'''

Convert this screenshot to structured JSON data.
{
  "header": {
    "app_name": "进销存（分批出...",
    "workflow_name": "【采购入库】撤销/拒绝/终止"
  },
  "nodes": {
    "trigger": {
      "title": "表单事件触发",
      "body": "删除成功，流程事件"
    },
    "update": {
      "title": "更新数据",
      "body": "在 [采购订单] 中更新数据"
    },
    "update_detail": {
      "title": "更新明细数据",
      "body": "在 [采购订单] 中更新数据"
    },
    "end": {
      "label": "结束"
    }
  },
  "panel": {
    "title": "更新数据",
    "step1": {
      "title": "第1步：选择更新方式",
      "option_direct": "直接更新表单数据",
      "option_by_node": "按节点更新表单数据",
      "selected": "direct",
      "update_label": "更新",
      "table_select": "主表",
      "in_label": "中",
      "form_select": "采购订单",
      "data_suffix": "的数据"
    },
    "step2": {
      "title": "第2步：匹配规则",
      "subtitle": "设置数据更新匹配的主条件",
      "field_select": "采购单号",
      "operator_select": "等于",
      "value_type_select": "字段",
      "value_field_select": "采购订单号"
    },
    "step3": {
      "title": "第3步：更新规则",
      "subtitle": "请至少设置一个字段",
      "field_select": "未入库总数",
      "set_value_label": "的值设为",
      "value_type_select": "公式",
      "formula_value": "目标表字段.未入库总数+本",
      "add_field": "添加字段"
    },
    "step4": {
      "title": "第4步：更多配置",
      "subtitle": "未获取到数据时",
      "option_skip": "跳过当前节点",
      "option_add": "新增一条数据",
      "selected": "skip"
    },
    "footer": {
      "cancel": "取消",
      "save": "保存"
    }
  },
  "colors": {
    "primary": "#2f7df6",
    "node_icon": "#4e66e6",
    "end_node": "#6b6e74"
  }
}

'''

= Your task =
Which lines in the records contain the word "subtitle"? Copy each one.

= Reply =
      "subtitle": "设置数据更新匹配的主条件",
      "subtitle": "请至少设置一个字段",
      "subtitle": "未获取到数据时",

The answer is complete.